Metaprograms are filters–ways that a person’s brain sifts through its experiential data to determine the “meaning” of what a person has experienced. They determine how a person responds to communications from others as well as how they interact with their environment.

Consequently, asking yourself what your characters’ metaprograms are can add depth to your characterizations and guide how you portray your characters’ reactions to various incidents they’re involved in throughout your story.

Let’s take a look at the main metaprograms and how they might be applied to your characterization efforts. The Main Metaprograms are:

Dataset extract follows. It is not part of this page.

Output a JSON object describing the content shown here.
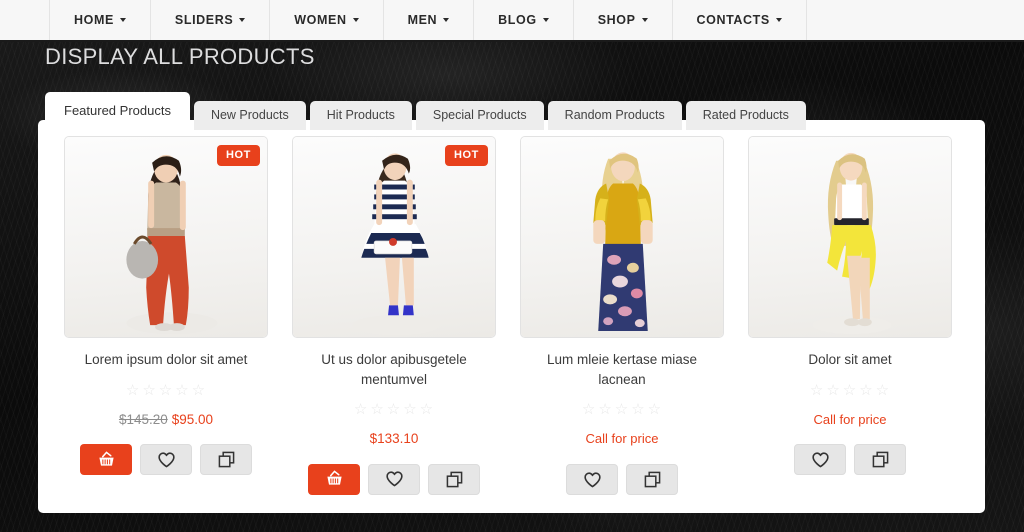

  • Moving Toward Something or Away from Something–If you asked them, would your character tell you what they want or what they don’t want in a relationship? What would their focus be–the positive or the negative? Whichever they’re predisposed to should be reflected in their dialogue and thoughts . . . and in their attitudes.
  • External vs. Internal Frames of Reference–If you asked them, how would your character know when they’ve done a good job? Would they tell you that they just know or that feedback from others tells them so? Whichever they’re predisposed to should be reflected in appropriately consistent actions, thoughts, and dialogue.
  • Sorting by Self or Sorting by Others–Some people look at human interactions in terms of what’s in it for them, others in terms of what they can do for others. How is your character motivated? Are they primarily motivated by concern for others or are they unresponsive to the needs of others? Portray their actions, thoughts, and dialogue accordingly.
  • Matching vs. Mismatching— Some people respond to the world always looking for similarities; others by always looking for differences. So too with your characters. Matchers are valuable when creativity is most important; mismatchers are valuable when it´s time to find the flaws in seemingly wonderful ideas or plans. Throw matchers and mismatchers into the same room at the wrong time and inevitably friction will occur. Matchers and mismatchers often find themselves at loggerheads. Decide whether your characters are matchers or mismatchers. Then appropriately portray them throughout your story.
  • Persuasion–What does it take to convince your characters of something? How would they know if Person A is good at a job? Would they have to watch Person A perform? Would it be sufficient to hear from some other credible source that Person A performs well at a job? Would they actually have to do the job with Person A? Would they believe written testimony about Person A’s abilities? What would it take to convince them that Person A is a good worker? Portray your characters accordingly. People who need hands-on authentication or who need to get personally involved will take longer to react to situations than those who can trust less direct sources of information–that can be good or bad. Those who trust less direct sources may react too hastily in the wrong circumstances, but appropriately fast in others.
  • Possibility vs. Necessity–Are your characters motivated by necessity rather than what they want? The person who’s motivated by necessity is interested in what’s known, what’s secure, and what they have to do. Those who are motivated by possibility are motivated less by what they have to do than by what they want to do. They seek options, experiences, choices, paths. They’re equally interested in what’s not known. They want to know what can evolve, what possibilities can develop. Determine which your characters are and portray them accordingly. For instance, if they’re motivated by possibility, they’re probably more optimistic than their “necessity” counterparts; if they’re motivated by “necessity”, they may be cynical or frustrated with the world as it is. If they’re motivated by possibility, they’ll work to ensure they always have options; they’ll be looking for opportunities that fit with their own goals and objectives.
  • Working Style–Some people aren’t happy unless they can work independently. Others function better as part of a group. Still others have a proximity strategy–they prefer to work with other people while maintaining sole responsibility for a task; they’re in charge but not alone. Figure out where your characters fit in and portray them accordingly. If they function better in a group, they may fail miserably when acting alone. If they like to work independently, they may be hamstrung in a group environment. And so forth.

A knowledge of metaprograms can help you to achieve consistency and realism in the portrayal of your characters. Metaprograms can be used as a quick way of getting a handle on who your characters are and how they’re motivated.

If you’d like to know more about metaprograms, the book these concepts are taken from is Tony Robbins’ Unlimited Power: The New Science of Personal Achievement. New York: Fireside Books. 1997 .ISBN:0684845776.